Experts should step out of their ivory towers to get involved more actively in the social debate. So it is about time for many more scientists to become ‘scientivists’. Scientivists are people that are engaged in scientific research, but also try to promote, impede, or direct societal change. Scientivism can take a wide range of forms, from writing letters to newspapers or politicians, to economic activism, such as boycotts, etc. Scientivists should also take responsibility to transform their universities.
It is also good to realize that there are different species of scientivists. In a first form, the scientivist acts as a public intellectual and his or her scientific work and social involvement are largely separate from each other. Albert Einstein’s commitment to world peace and civil rights provides a good example. None of those things have much to do with physics. However, Einstein felt that he (like any citizen) had a role to play in the moral and social debates of his time. As a well-known scientist, he also easily found his way to the media.
In other cases, scientific research is the direct starting point of activism. Rachel Carson’s fight against DDT provides a good illustration of such science-driven activism. As a biologist with the U.S. Fish and Wildlife Service, Carson had access to data that demonstrated the harmful effects of DDT on animals and humans. She then started an active campaign with her well-known book Silent Spring.
Jane Goodall is another scientivist in this category. Goodall is best known for her study of chimpanzees. She found that it is not only human beings who have personality, but that chimpanzees are capable of rational thought and emotions as well. She also saw behaviors such as hugs and kisses in the chimpanzees she observed. Later on, she became a global leader in the effort to protect chimpanzees and their habitats.
In a third mixture of science and social involvement, the ideals do not arise from scientific work but precede it. A good example here is conservation biology as propagated by Edward Wilson. This field of science assumes that the protection of species is a good thing, and calls on science to organize that protection in an efficient way. This also shows that science is not always neural or objective. Conservation biology is not neutral, but it can provide objective criteria for efficient protection.
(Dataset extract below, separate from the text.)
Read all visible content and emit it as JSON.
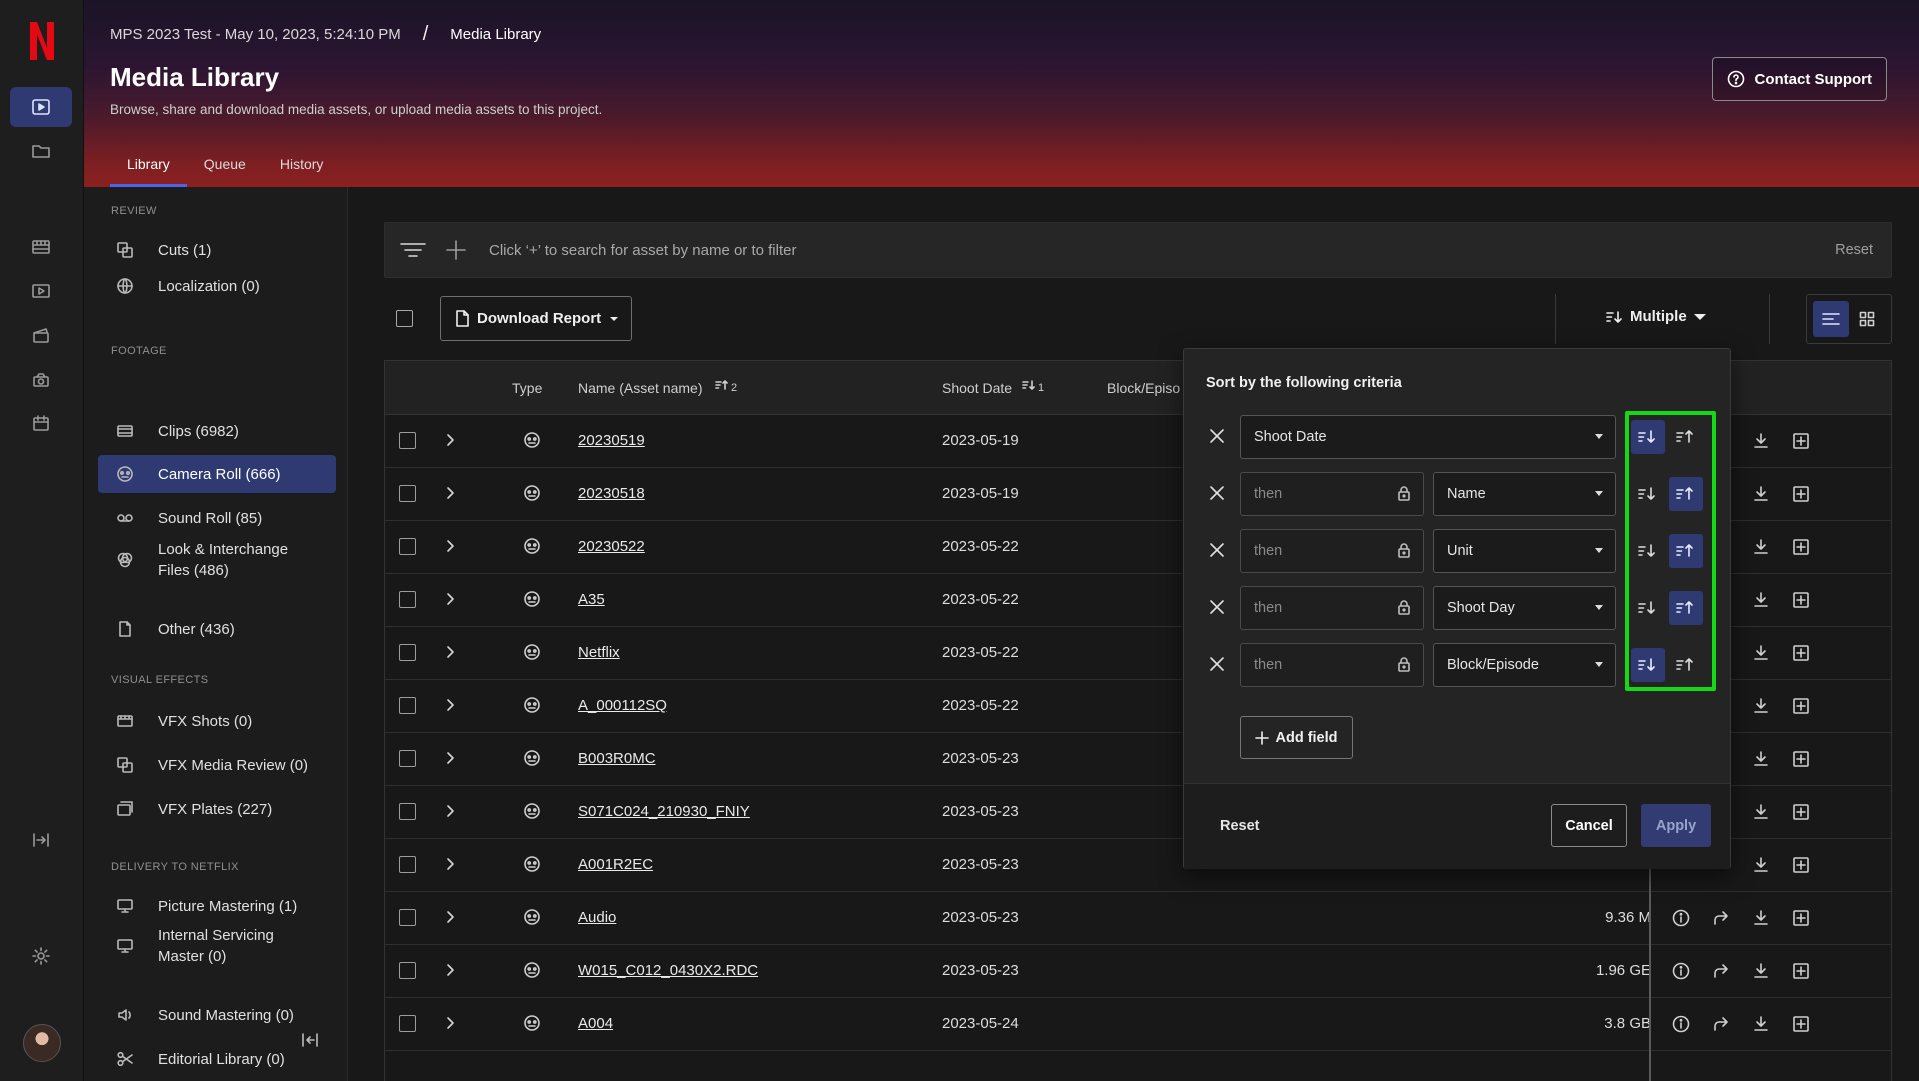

Einstein could appeal to a critical sense, great reading, and moral awareness – but none of these are, of course, exclusive qualities of the scientist. By the end of the day, we are all – like Greta – concerned people who see that our current path is not sustainable. We also know – like Greta – that there are good alternative futures and we are willing to fight for it – in any way we can. You do not need to be a Greta to make a difference. Greta has shown that everybody can make a difference.